Dataset items:
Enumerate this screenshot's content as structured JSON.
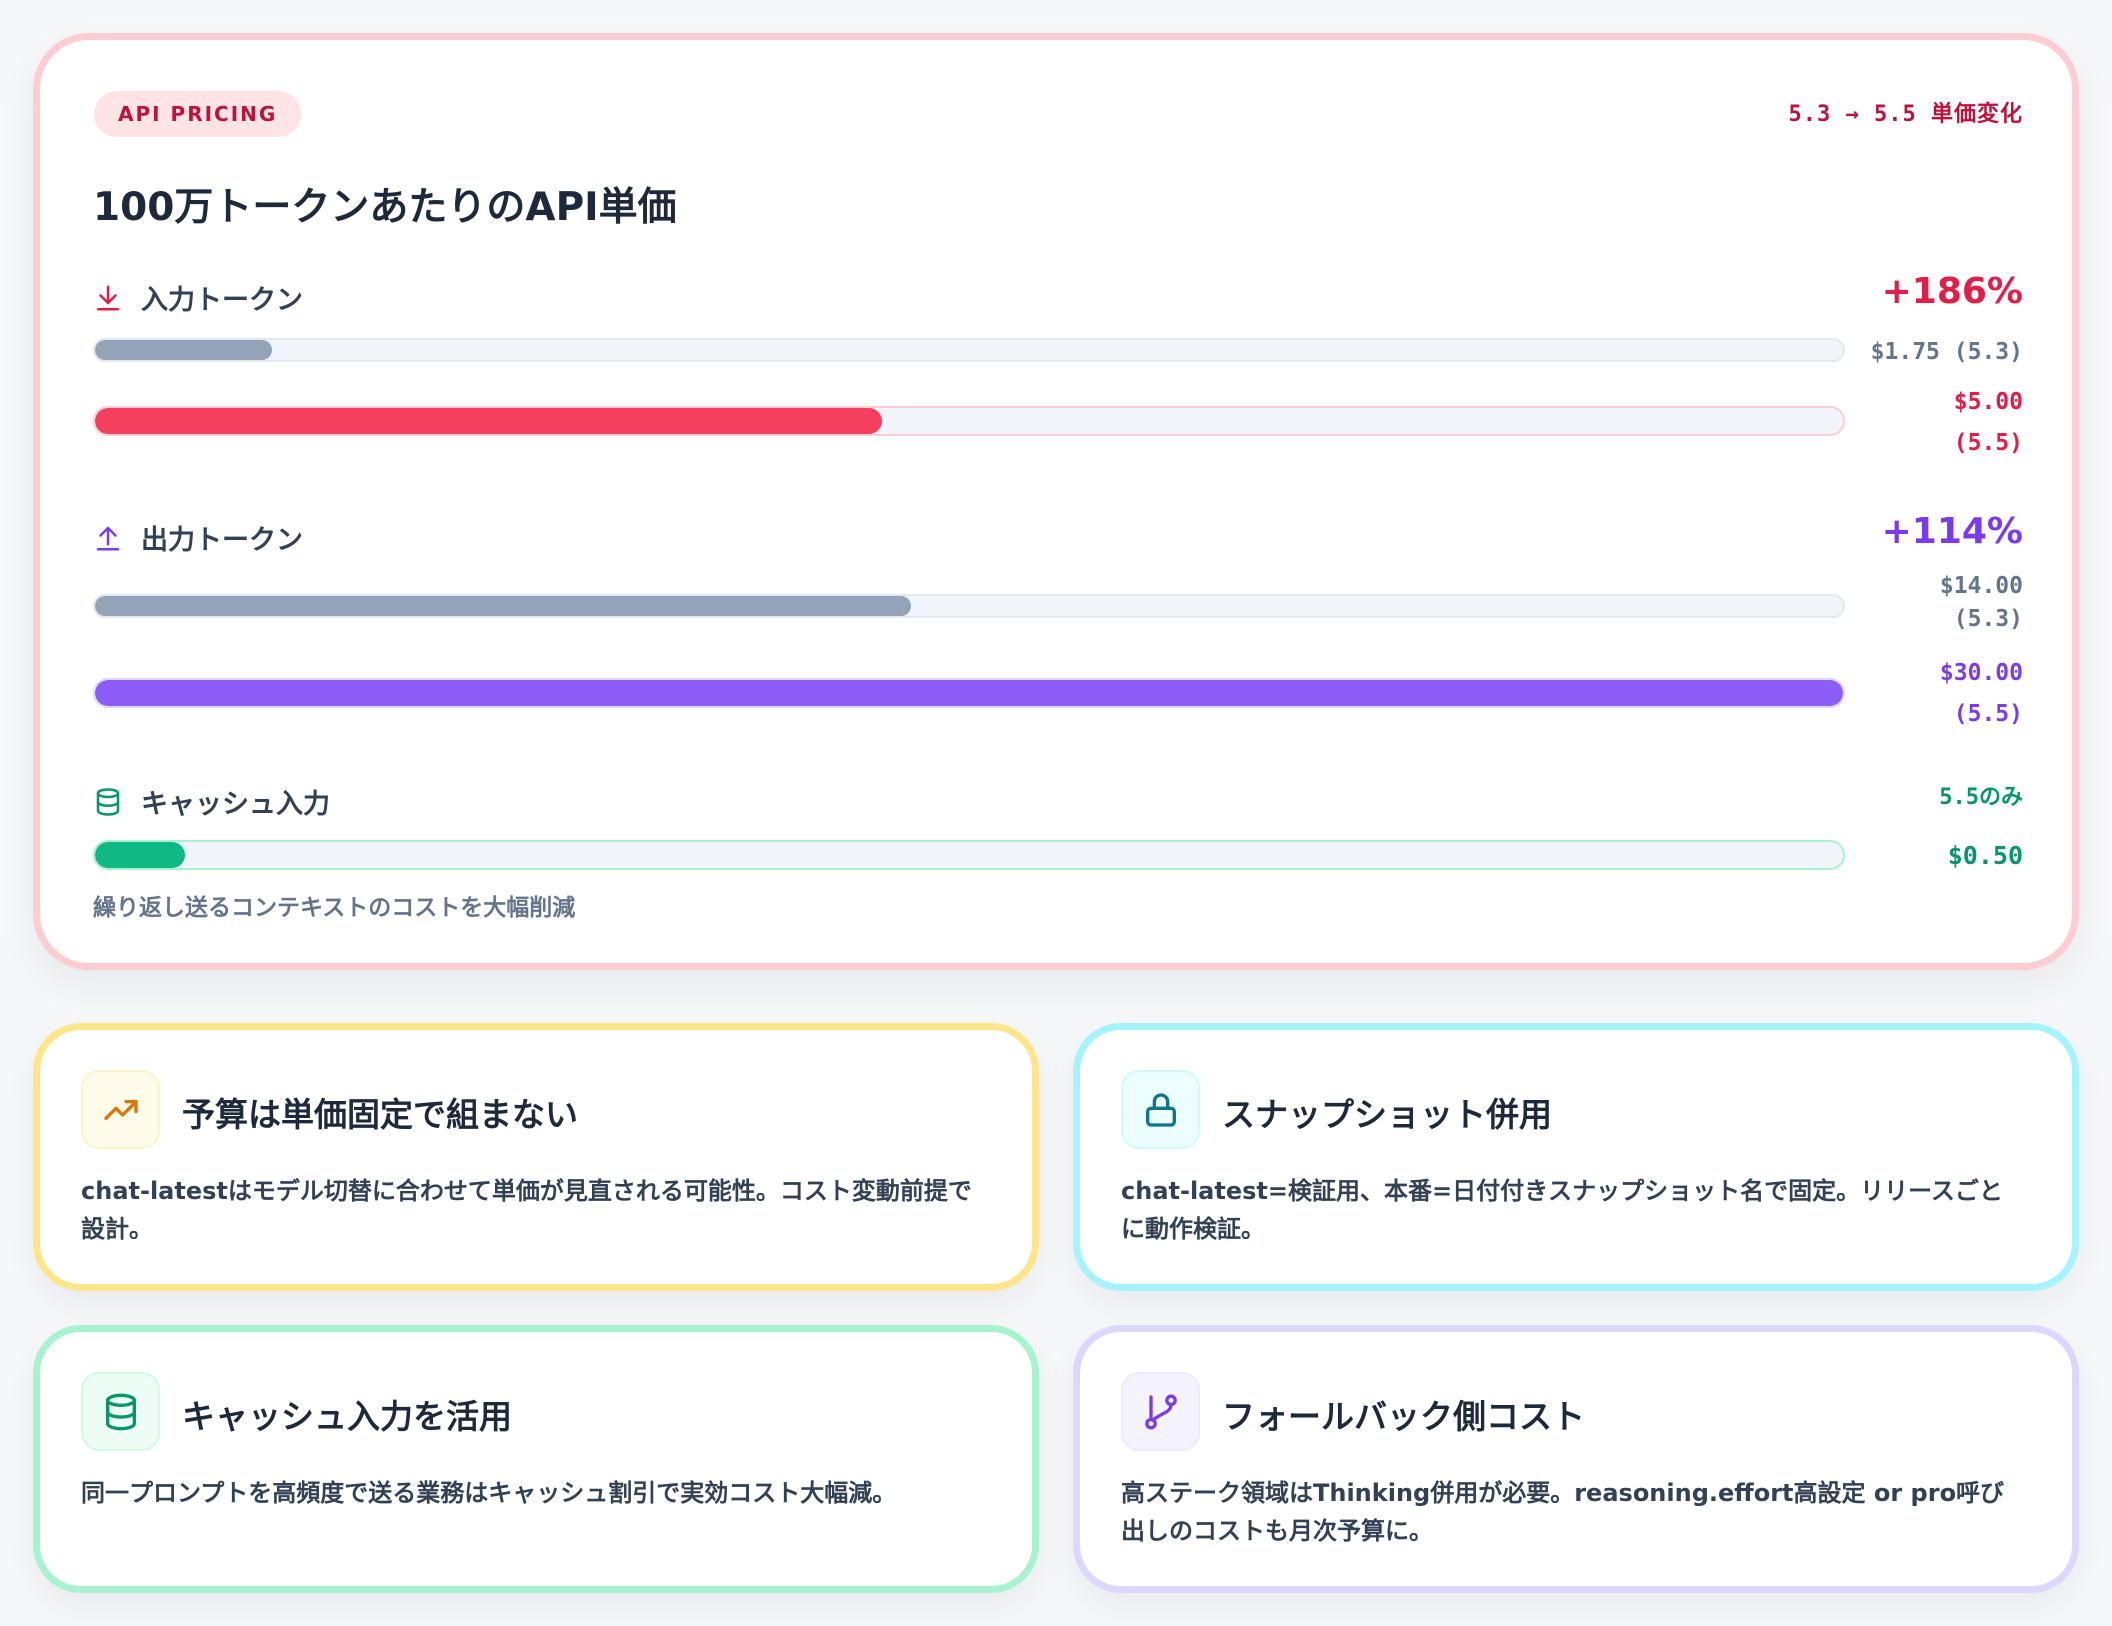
{
  "colors": {
    "rose": "#e11d48",
    "rose_fill": "#f43f5e",
    "purple": "#7c3aed",
    "purple_fill": "#8b5cf6",
    "green": "#059669",
    "green_fill": "#10b981",
    "slate_fill": "#94a3b8",
    "amber": "#d97706",
    "cyan": "#0e7490"
  },
  "pricing": {
    "badge": "API PRICING",
    "version_change": "5.3 → 5.5 単価変化",
    "title": "100万トークンあたりのAPI単価",
    "input": {
      "icon": "download-icon",
      "label": "入力トークン",
      "pct": "+186%",
      "old_price": "$1.75 (5.3)",
      "new_price_line1": "$5.00",
      "new_price_line2": "(5.5)",
      "old_value": 1.75,
      "new_value": 5.0
    },
    "output": {
      "icon": "upload-icon",
      "label": "出力トークン",
      "pct": "+114%",
      "old_price_line1": "$14.00",
      "old_price_line2": "(5.3)",
      "new_price_line1": "$30.00",
      "new_price_line2": "(5.5)",
      "old_value": 14.0,
      "new_value": 30.0
    },
    "cache": {
      "icon": "database-icon",
      "label": "キャッシュ入力",
      "note": "5.5のみ",
      "price": "$0.50",
      "value": 0.5
    },
    "scale_max": 30.0,
    "caption": "繰り返し送るコンテキストのコストを大幅削減"
  },
  "tips": [
    {
      "icon": "trending-up-icon",
      "title": "予算は単価固定で組まない",
      "body": "chat-latestはモデル切替に合わせて単価が見直される可能性。コスト変動前提で設計。"
    },
    {
      "icon": "lock-icon",
      "title": "スナップショット併用",
      "body": "chat-latest=検証用、本番=日付付きスナップショット名で固定。リリースごとに動作検証。"
    },
    {
      "icon": "database-icon",
      "title": "キャッシュ入力を活用",
      "body": "同一プロンプトを高頻度で送る業務はキャッシュ割引で実効コスト大幅減。"
    },
    {
      "icon": "git-branch-icon",
      "title": "フォールバック側コスト",
      "body": "高ステーク領域はThinking併用が必要。reasoning.effort高設定 or pro呼び出しのコストも月次予算に。"
    }
  ]
}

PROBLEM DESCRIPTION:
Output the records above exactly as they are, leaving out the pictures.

SOLUTION:
Enumerate this screenshot's content as structured JSON.
{
  "colors": {
    "rose": "#e11d48",
    "rose_fill": "#f43f5e",
    "purple": "#7c3aed",
    "purple_fill": "#8b5cf6",
    "green": "#059669",
    "green_fill": "#10b981",
    "slate_fill": "#94a3b8",
    "amber": "#d97706",
    "cyan": "#0e7490"
  },
  "pricing": {
    "badge": "API PRICING",
    "version_change": "5.3 → 5.5 単価変化",
    "title": "100万トークンあたりのAPI単価",
    "input": {
      "icon": "download-icon",
      "label": "入力トークン",
      "pct": "+186%",
      "old_price": "$1.75 (5.3)",
      "new_price_line1": "$5.00",
      "new_price_line2": "(5.5)",
      "old_value": 1.75,
      "new_value": 5.0
    },
    "output": {
      "icon": "upload-icon",
      "label": "出力トークン",
      "pct": "+114%",
      "old_price_line1": "$14.00",
      "old_price_line2": "(5.3)",
      "new_price_line1": "$30.00",
      "new_price_line2": "(5.5)",
      "old_value": 14.0,
      "new_value": 30.0
    },
    "cache": {
      "icon": "database-icon",
      "label": "キャッシュ入力",
      "note": "5.5のみ",
      "price": "$0.50",
      "value": 0.5
    },
    "scale_max": 30.0,
    "caption": "繰り返し送るコンテキストのコストを大幅削減"
  },
  "tips": [
    {
      "icon": "trending-up-icon",
      "title": "予算は単価固定で組まない",
      "body": "chat-latestはモデル切替に合わせて単価が見直される可能性。コスト変動前提で設計。"
    },
    {
      "icon": "lock-icon",
      "title": "スナップショット併用",
      "body": "chat-latest=検証用、本番=日付付きスナップショット名で固定。リリースごとに動作検証。"
    },
    {
      "icon": "database-icon",
      "title": "キャッシュ入力を活用",
      "body": "同一プロンプトを高頻度で送る業務はキャッシュ割引で実効コスト大幅減。"
    },
    {
      "icon": "git-branch-icon",
      "title": "フォールバック側コスト",
      "body": "高ステーク領域はThinking併用が必要。reasoning.effort高設定 or pro呼び出しのコストも月次予算に。"
    }
  ]
}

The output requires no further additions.